  • Sew 1/4″ away from the line you drew, on both sides of the line.  (Using a 1/4″ sewing foot makes this so easy.)

  • Cut on the line you drew.  Press seams toward the dark square.

  • You now have two half-square triangles (HSTs)!

  • Put them right sides together, with contrasting sides touching (as shown).  If you press your seams to the sides, you will feel them nest in to place.  (The seams are pressed open in this photo; however, for most the blocks I pressed them to the side.)

  • Draw a diagonal line from opposite corners, perpendicular to the seam you just sewed.  Sew 1/4″ on each side.
  • Cut on the line you just drew.
  • You now have two hourglass blocks!  (Repeat 11 more times for a total of 24 blocks.)

Setting triangles:

In order to make this tree-skirt in to an octagon, and not a square, we will be using setting triangles on the sides.  We use these triangles because we don’t want to have bias edges on the perimeter of our quilt.  Here’s how they work for this project:

(size of finished block) 8.75″ x (nifty math formula number) 1.414 + (allowance for the seams) 1.25 = 13.6225 which means 13 5/8″ *parent squares*

  • Cut two 13 5/8″ parent squares.
  • Cut in half diagonally.

  • Cut in half diagonally again to yield four right-triangles.  The long-edge of the triangle (hypotenuse) will be the outside edge of the tree-skirt.
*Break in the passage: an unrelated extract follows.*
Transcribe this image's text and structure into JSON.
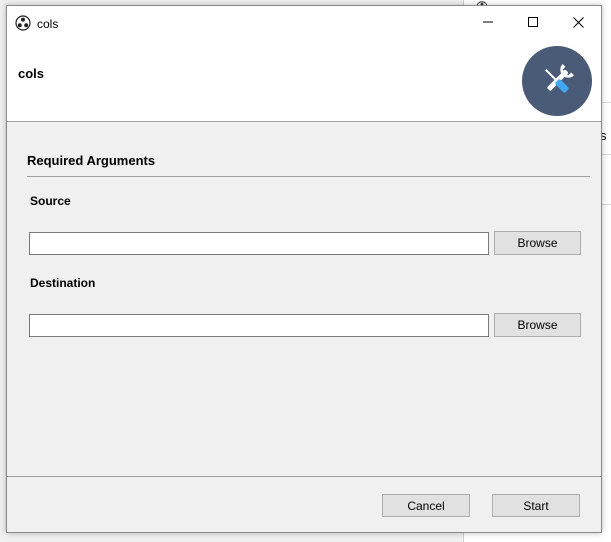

  • Lay-out your blocks with setting triangles as shown below.  I alternated the darks and lights, in a classic hour-glass block design.

  • Pile them into rows for sewing.  (I like to pin and number my rows to keep them sorted.)

  • Sew into rows, pressing seams to alternate sides before joining rows together

  • Use some kind of circle to mark center cut-out of tree (but don’t cut yet).

  • Baste.  
  • Quilt.
  • Cut.
Yes, your next step is then to cut along one edge and inside the circle you marked earlier (as shown in the photo below.)

Binding measurements:

A note about binding:
I used the bias stripe for my binding fabric, but I cut it on the bias, which made my cuts parallel to the stripes. You can also cut them perpendicular (which I kind of wish I had done).  I only needed 1/2 yard and got around 300″ of binding.  I use this tutorial to make continuous cut bias binding.

Here’s how much binding you’ll need:
(24.5″ * 4) = 98 + (18 * 4)= 72 + (22 * 2) = 44 + 26 (inner circle) = 240″ of binding

1/2 yard of continuous bias binding yields over 300 inches of binding tape. 🙂

Before you sew your binding down, make your ties by cutting about a yard of binding off the end, and folding the sides to the center and then in half.  Fold one side under and sew closed.  You need 2 ties, each about 18″ long.

  • Pin in place near opening of circle, on the backside of the quilt.
  • Bind
(Though the corners were not all ninety degrees, they still worked fine to miter!)
  • Wash, Dry, Love.

A wonderful tree skirt… ready in time for Christmas!

Measures approximately 54 inches in diameter (pre-washed).

Kits are available at Burgundy Buttons!

If you have any questions (or want to see some out-takes), hop on over to my blog, and ask!